India’s feat of 100 crore Covid-19 vaccinations could not have been achieved without the efforts of the country’s scientists, health warriors, citizens and the government led by Prime Minister Narendra Modi. The feat will give a big boost to the global fight against the pandemic.
The task required a decisive leadership that could foresee the possible challenges. The direction was set in a meeting chaired by PM Modi as early as May 2020. The Centre extended support at every stage — research, regulatory approvals, streamlining cold storage facilities, building the CoWIN portal and fighting initial vaccine hesitancy.
PM Modi’s public health-related initiatives, in fact, began soon after he assumed office. On October 2, 2014, he launched the Swachh Bharat Mission (SBM) with the aim of making India open defecation free in five years. One of the largest cleanliness drives in the world, SBM has brought remarkable transformation and visible health benefits.
Studies have shown that it has improved child health and nutrition, besides providing dignity to women. The Jal Jeevan Mission to provide piped tap water connection to every household will be a game-changer in preventing water-borne diseases. In 2017, the Modi government embarked on a new National Health Policy to address the current and emerging challenges necessitated by the changing socio-economic and epidemiological landscapes since the last policy was framed in 2002. The Ayushman Bharat scheme, launched in 2018, is the world’s largest health insurance scheme covering a population of 50 crore. It has benefitted more than two crore Indians so far.
The CoWIN portal and the unprecedented expansion of telemedicine during the pandemic represent the government’s remarkable successes in leveraging state-of-the-art technology for healthcare. The Ayushman Bharat digital mission will connect the patients with doctors and hospitals across the country.
In 2003, the country had just one AIIMS. Under the Atal Bihari Vajpayee government, a policy to add five new AIIMS was framed and in 2014, Prime Minister Narendra Modi evolved a policy to develop such institutes in every state. Today, work is underway to create more than 150 medical colleges. Over 30,000 MBBS seats and 24,000 postgraduate seats in medicine have been added since the Modi government assumed office.
The PLI scheme will ensure a level playing field for the domestic manufacturers of medical devices. Last year, when the pandemic struck, India wasn’t equipped to manufacture PPE kits and relied on imported protective equipment. From an actual shortage to manufacturing 2 lakh PPE kits and 2 lakh N-95 masks every day, India took less than a year to accomplish its aatmanirbhar vision in medical equipment manufacturing.

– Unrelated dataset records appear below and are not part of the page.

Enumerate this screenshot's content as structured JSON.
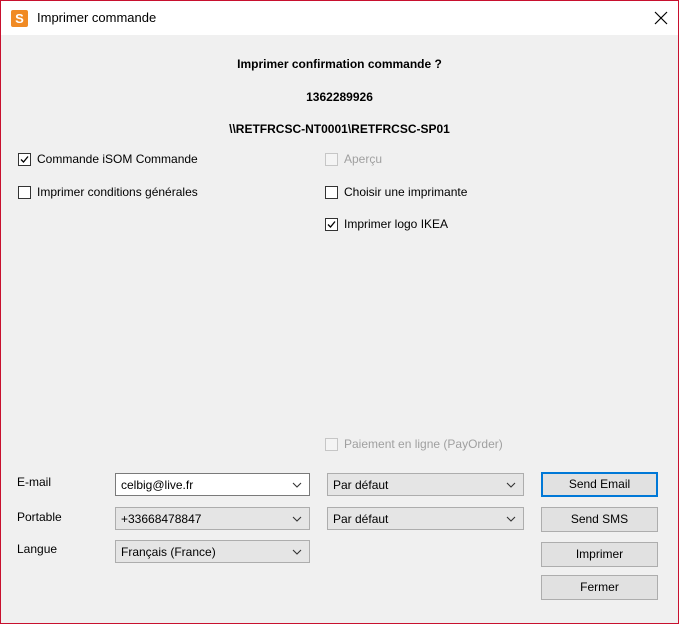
{
  "window": {
    "title": "Imprimer commande",
    "app_icon_letter": "S"
  },
  "header": {
    "question": "Imprimer confirmation commande ?",
    "order_number": "1362289926",
    "printer_path": "\\\\RETFRCSC-NT0001\\RETFRCSC-SP01"
  },
  "options": {
    "commande_isom": {
      "label": "Commande iSOM Commande",
      "checked": true
    },
    "apercu": {
      "label": "Aperçu",
      "checked": false,
      "disabled": true
    },
    "conditions_generales": {
      "label": "Imprimer conditions générales",
      "checked": false
    },
    "choisir_imprimante": {
      "label": "Choisir une imprimante",
      "checked": false
    },
    "logo_ikea": {
      "label": "Imprimer logo IKEA",
      "checked": true
    },
    "paiement_en_ligne": {
      "label": "Paiement en ligne (PayOrder)",
      "checked": false,
      "disabled": true
    }
  },
  "fields": {
    "email": {
      "label": "E-mail",
      "value": "celbig@live.fr",
      "format": "Par défaut"
    },
    "portable": {
      "label": "Portable",
      "value": "+33668478847",
      "format": "Par défaut"
    },
    "langue": {
      "label": "Langue",
      "value": "Français (France)"
    }
  },
  "buttons": {
    "send_email": "Send Email",
    "send_sms": "Send SMS",
    "imprimer": "Imprimer",
    "fermer": "Fermer"
  },
  "colors": {
    "window_border": "#c8102e",
    "accent": "#0078d7",
    "app_icon": "#f08a24"
  }
}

In line with the PM’s vision, Karnataka has ramped up its health infrastructure significantly. The state had only 725 ICU beds before the Covid outbreak. Currently, it has 3,877 ICU beds in government medical colleges and government hospitals.
There were 4,847 oxygenated beds before Covid. They have increased to 28,447, and regular beds have increased from 41,378 to 50,629. Pre-Covid, government hospitals and medical colleges had an oxygen capacity of 320 MT, which was augmented to 1,207 MT as of August 2021. During the second wave, oxygen logistics were a huge challenge — the number of cylinders before Covid was 2,180, but they have increased to 13,588 cylinders now. The number of oxygen concentrators has gone up from 585 before Covid to 6,511 as of September.
Karnataka leads in the implementation of Health and Wellness Centres (HWC) under the Ayushman Bharat Yojana in the year 2020-21.
The state upgraded 3,300 centres till March 31 — 146 per cent more than the set target. Karnataka has also exceeded the Centre’s target of upgrading PHCs to HWCs. The state leads the vaccination drive in all of south India, having administered more than 6.17 crore doses and aims to fully vaccinate the entire adult population by December end.
From promoting wellness to enhancing preventive healthcare, from increasing medical seats to incentivising medical equipment manufacturing, from universal health insurance coverage to creating digital health infrastructure, India’s approach towards healthcare under PM has been holistic and inclusive. It has laid a strong foundation for a healthier and prosperous New India.
This column first appeared in the print edition on October 28, 2021 under the title ‘Shot in the arm’. The writer is Minister for Health and Medical Education, Government of Karnataka